→ RECORDS FOR THIS EXERCISE
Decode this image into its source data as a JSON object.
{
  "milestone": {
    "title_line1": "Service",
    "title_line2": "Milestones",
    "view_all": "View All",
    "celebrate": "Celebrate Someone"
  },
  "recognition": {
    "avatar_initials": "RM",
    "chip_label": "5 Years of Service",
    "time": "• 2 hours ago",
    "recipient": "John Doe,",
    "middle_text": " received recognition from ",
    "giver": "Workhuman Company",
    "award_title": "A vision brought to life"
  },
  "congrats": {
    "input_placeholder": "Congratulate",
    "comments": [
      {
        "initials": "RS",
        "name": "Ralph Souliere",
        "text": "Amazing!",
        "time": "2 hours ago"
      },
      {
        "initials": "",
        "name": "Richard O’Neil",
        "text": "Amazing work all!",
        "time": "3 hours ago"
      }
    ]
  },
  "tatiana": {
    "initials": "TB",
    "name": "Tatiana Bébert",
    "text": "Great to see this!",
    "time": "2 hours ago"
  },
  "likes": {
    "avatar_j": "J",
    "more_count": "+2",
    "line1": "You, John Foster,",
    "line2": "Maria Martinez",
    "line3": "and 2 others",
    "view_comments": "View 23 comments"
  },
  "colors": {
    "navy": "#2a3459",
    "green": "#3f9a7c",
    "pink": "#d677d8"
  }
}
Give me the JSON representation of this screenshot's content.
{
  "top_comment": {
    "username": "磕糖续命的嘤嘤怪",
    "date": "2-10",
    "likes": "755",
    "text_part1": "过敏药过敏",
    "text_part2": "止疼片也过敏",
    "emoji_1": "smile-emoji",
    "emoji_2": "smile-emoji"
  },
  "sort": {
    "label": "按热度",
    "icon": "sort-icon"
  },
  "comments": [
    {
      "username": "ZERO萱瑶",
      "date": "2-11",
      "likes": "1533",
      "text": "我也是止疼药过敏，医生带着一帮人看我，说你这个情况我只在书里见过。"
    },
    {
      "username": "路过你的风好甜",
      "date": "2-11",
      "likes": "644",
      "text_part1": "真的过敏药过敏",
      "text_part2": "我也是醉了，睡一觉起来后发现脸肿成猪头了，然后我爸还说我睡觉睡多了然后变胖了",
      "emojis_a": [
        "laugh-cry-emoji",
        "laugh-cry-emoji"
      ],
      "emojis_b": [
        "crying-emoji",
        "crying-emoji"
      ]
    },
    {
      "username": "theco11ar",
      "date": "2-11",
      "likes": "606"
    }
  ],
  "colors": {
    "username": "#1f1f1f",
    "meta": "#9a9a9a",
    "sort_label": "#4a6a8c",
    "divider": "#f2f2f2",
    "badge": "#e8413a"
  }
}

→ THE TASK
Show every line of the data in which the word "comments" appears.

→ EXPECTED OUTPUT
    "comments": [
    "view_comments": "View 23 comments"
  "comments": [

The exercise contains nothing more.